If you’re a novice teacher ASSUME NOTHING about the students’ prior knowledge. They aren’t completely empty vessels but it would be easier if they were, because a scrap of knowledge is a terrifying thing.
I learned this lesson with a group of 15 year olds during a geography class. It was a hot day, early in the semester and I hadn’t been teaching them long. We were studying a unit on climate types and I gave them a climate graph activity with questions to complete. Everything was going well until it was time to mark the worksheet and discuss the answers. The climate type shown on the graph was in the northern hemisphere whereas we were in Australia, the southern hemisphere. I didn’t anticipate any problems with using a climate graph from the northern half of the planet. I was wrong.
The students answered questions that relied on a literal interpretation of the graph well. They identified the coldest, hottest, wettest and driest months from the information on the line and bar graphs. Eventually we came to the interpretive questions – when are the spring, summer, autumn and winter months? Most of the students chose December, January and February as summer months and June, July and August as winter months, which would be correct for Australia. I breezily explained these answers were incorrect as the climate type depicted was in the northern hemisphere. Naively I assumed this settled the matter.
I was mistaken. My explanation was greeted with a sea of blank faces.
“You’re wrong Miss,” pronounced Johnny, “It’s always summer in December.”
“It is here in Australia, in the Southern Hemisphere, but not in the Northern Hemisphere,” I responded. “This is a climate graph of New York, in North America. It’s summer in July in New York.”
“And it’s always winter in July,” chimed in Doug, ignoring my explanation. By now I was beginning to feel a twinge of despair. The few students who had answered the question correctly were giving me some serious side eye.
I grabbed the world globe from my desk and improvised a sun with a confiscated water balloon. “When we have Christmas here in December, it’s hot because the southern hemisphere is tilted towards the sun. When people in the northern hemisphere have Christmas in December, it’s cold and snowing because the northern hemisphere is tilted away from the sun. We did all this last week”, I persisted. My efforts were met with more blank stares, a few wrinkled foreheads and derisive snorts from the “tough” kids on the back row.
“Santa! Sleighs! Jingle bells! Dashing through the snow! Bing Crosby! White Christmas! Snowmen! eggnog!” I yelled.
Not a even a flicker of comprehension, yet when we covered the material about seasons in class previously, they all coloured in their earth-sun diagrams and seemed to understand the concepts.
Suddenly, the fog on Johnny’s face cleared. “I know why you’re confused Miss,” he announced.
“Do you? Oh please! Enlighten me!” I sarcased (this is a word I invented- it means, to reply back sarcastically when exasperated).

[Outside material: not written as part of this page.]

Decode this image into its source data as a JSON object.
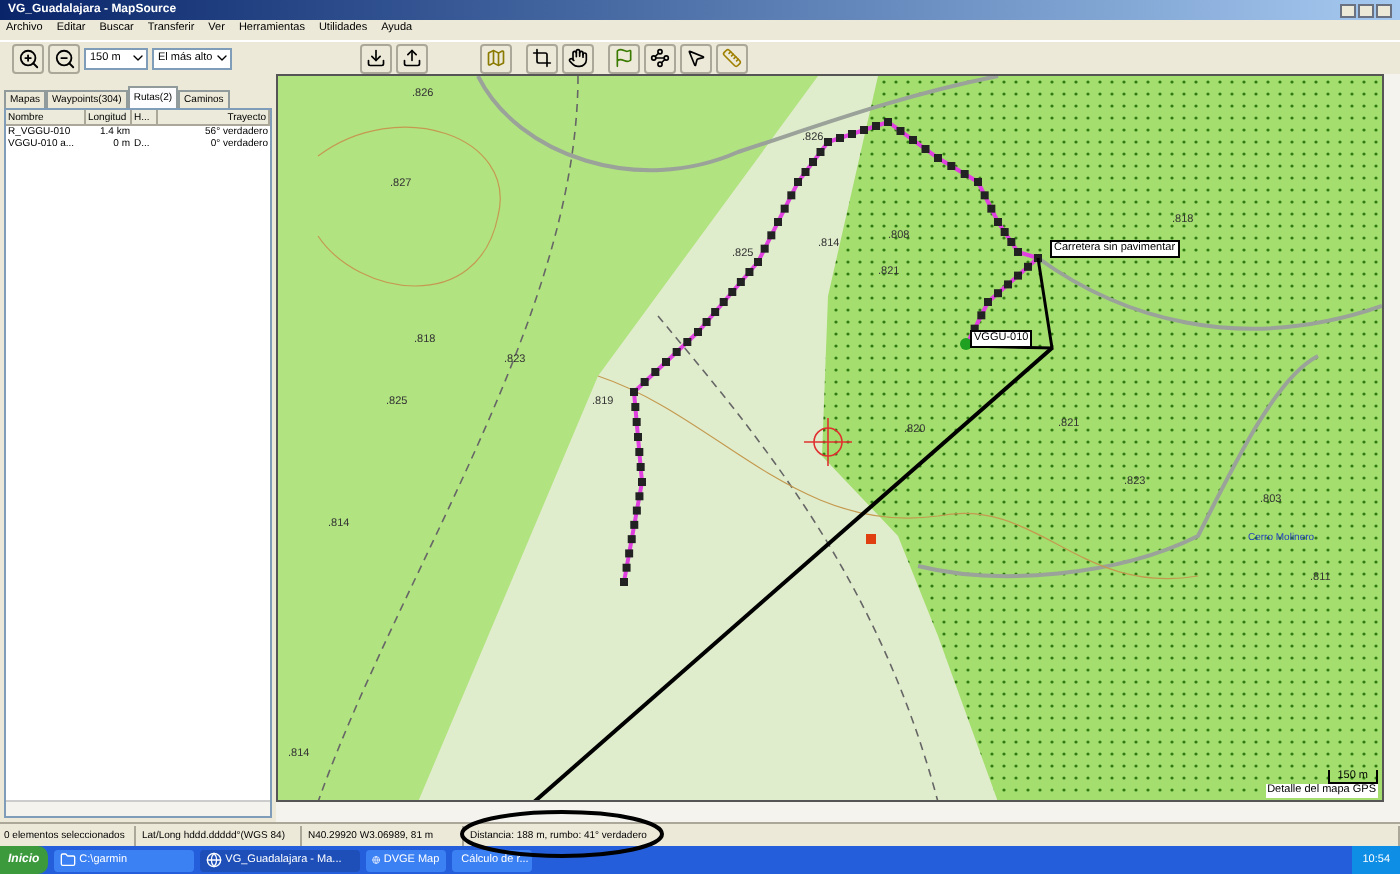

“Miss Valentine” he explained with elaborate patience. “Just because it’s December over here, doesn’t mean it’s December over there!”

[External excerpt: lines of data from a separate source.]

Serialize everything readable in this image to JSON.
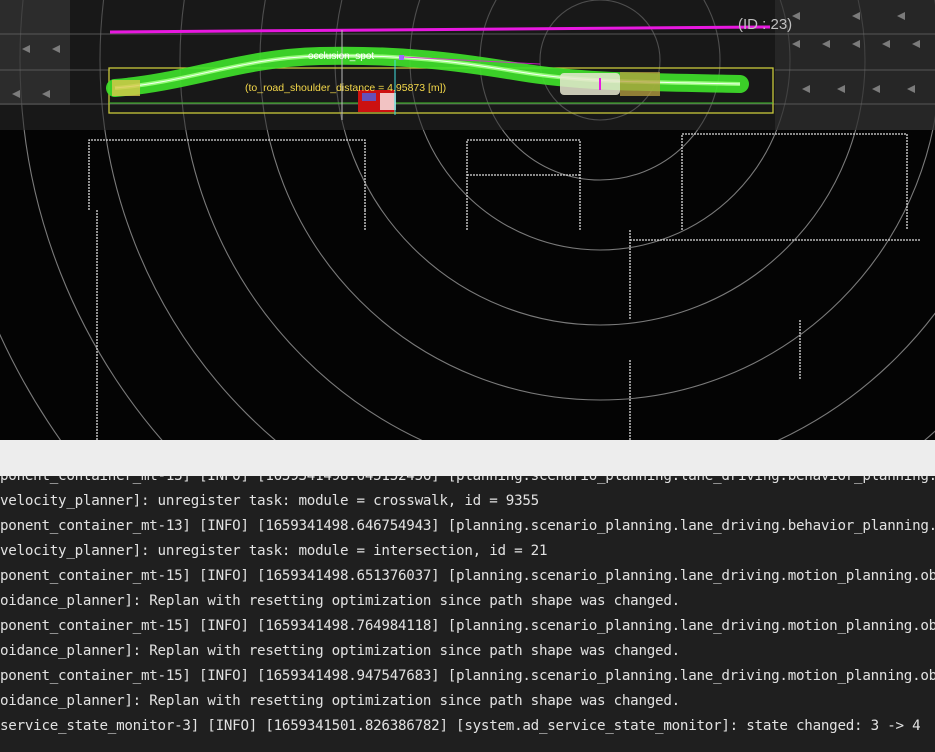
{
  "viewport": {
    "object_id_label": "(ID : 23)",
    "occlusion_label": "occlusion_spot",
    "shoulder_label": "(to_road_shoulder_distance = 4.95873 [m])"
  },
  "terminal": {
    "lines": [
      "ponent_container_mt-13] [INFO] [1659341498.645152456] [planning.scenario_planning.lane_driving.behavior_planning.beha",
      "velocity_planner]: unregister task: module = crosswalk, id = 9355",
      "ponent_container_mt-13] [INFO] [1659341498.646754943] [planning.scenario_planning.lane_driving.behavior_planning.beha",
      "velocity_planner]: unregister task: module = intersection, id = 21",
      "ponent_container_mt-15] [INFO] [1659341498.651376037] [planning.scenario_planning.lane_driving.motion_planning.obstac",
      "oidance_planner]: Replan with resetting optimization since path shape was changed.",
      "ponent_container_mt-15] [INFO] [1659341498.764984118] [planning.scenario_planning.lane_driving.motion_planning.obstac",
      "oidance_planner]: Replan with resetting optimization since path shape was changed.",
      "ponent_container_mt-15] [INFO] [1659341498.947547683] [planning.scenario_planning.lane_driving.motion_planning.obstac",
      "oidance_planner]: Replan with resetting optimization since path shape was changed.",
      "service_state_monitor-3] [INFO] [1659341501.826386782] [system.ad_service_state_monitor]: state changed: 3 -> 4"
    ]
  },
  "colors": {
    "viz_background": "#040404",
    "path_green": "#3fe02a",
    "magenta_line": "#e818e0",
    "obstacle_red": "#cc1111",
    "separator": "#ededed",
    "terminal_background": "#1f1f1f",
    "terminal_text": "#e2e2e2"
  }
}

“Yeah!” chorused the rest of the students relieved Johnny, at least, knew his stuff.
Apparently most of the class were under the impression that when it’s December in Australia, it’s actually June in the United States.
I wasn’t looking forward to teaching time zones.